-- DATA FOR ANALYSIS follows --
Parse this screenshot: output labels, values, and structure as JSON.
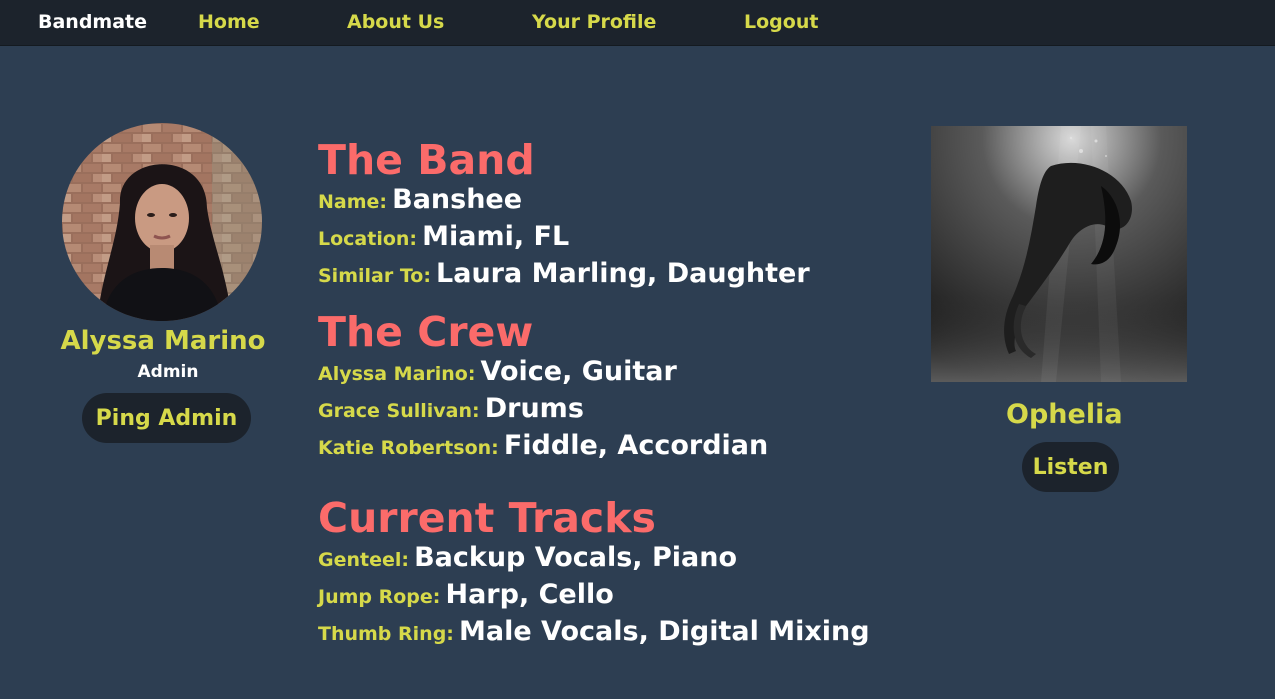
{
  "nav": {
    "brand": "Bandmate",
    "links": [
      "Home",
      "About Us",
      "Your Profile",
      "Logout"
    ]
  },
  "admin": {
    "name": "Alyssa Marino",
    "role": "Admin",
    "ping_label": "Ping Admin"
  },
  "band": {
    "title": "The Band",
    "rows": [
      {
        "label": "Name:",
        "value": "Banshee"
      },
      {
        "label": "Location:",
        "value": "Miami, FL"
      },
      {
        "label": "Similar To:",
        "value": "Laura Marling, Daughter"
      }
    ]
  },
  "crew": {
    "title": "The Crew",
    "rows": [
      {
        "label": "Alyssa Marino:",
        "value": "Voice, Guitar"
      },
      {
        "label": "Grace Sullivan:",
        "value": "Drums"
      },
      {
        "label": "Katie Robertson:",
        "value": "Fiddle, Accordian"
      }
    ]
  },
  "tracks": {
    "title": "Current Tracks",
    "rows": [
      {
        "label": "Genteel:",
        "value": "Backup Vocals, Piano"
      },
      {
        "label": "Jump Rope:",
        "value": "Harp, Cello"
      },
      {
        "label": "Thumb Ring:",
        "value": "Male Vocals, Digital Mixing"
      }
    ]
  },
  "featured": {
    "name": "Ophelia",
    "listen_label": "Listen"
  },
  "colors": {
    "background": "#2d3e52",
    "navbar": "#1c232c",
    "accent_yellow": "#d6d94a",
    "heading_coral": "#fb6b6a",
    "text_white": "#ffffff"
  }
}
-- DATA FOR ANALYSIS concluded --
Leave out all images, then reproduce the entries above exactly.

_ANSWER SECTION_
Parse this screenshot: output labels, values, and structure as JSON.
{
  "nav": {
    "brand": "Bandmate",
    "links": [
      "Home",
      "About Us",
      "Your Profile",
      "Logout"
    ]
  },
  "admin": {
    "name": "Alyssa Marino",
    "role": "Admin",
    "ping_label": "Ping Admin"
  },
  "band": {
    "title": "The Band",
    "rows": [
      {
        "label": "Name:",
        "value": "Banshee"
      },
      {
        "label": "Location:",
        "value": "Miami, FL"
      },
      {
        "label": "Similar To:",
        "value": "Laura Marling, Daughter"
      }
    ]
  },
  "crew": {
    "title": "The Crew",
    "rows": [
      {
        "label": "Alyssa Marino:",
        "value": "Voice, Guitar"
      },
      {
        "label": "Grace Sullivan:",
        "value": "Drums"
      },
      {
        "label": "Katie Robertson:",
        "value": "Fiddle, Accordian"
      }
    ]
  },
  "tracks": {
    "title": "Current Tracks",
    "rows": [
      {
        "label": "Genteel:",
        "value": "Backup Vocals, Piano"
      },
      {
        "label": "Jump Rope:",
        "value": "Harp, Cello"
      },
      {
        "label": "Thumb Ring:",
        "value": "Male Vocals, Digital Mixing"
      }
    ]
  },
  "featured": {
    "name": "Ophelia",
    "listen_label": "Listen"
  },
  "colors": {
    "background": "#2d3e52",
    "navbar": "#1c232c",
    "accent_yellow": "#d6d94a",
    "heading_coral": "#fb6b6a",
    "text_white": "#ffffff"
  }
}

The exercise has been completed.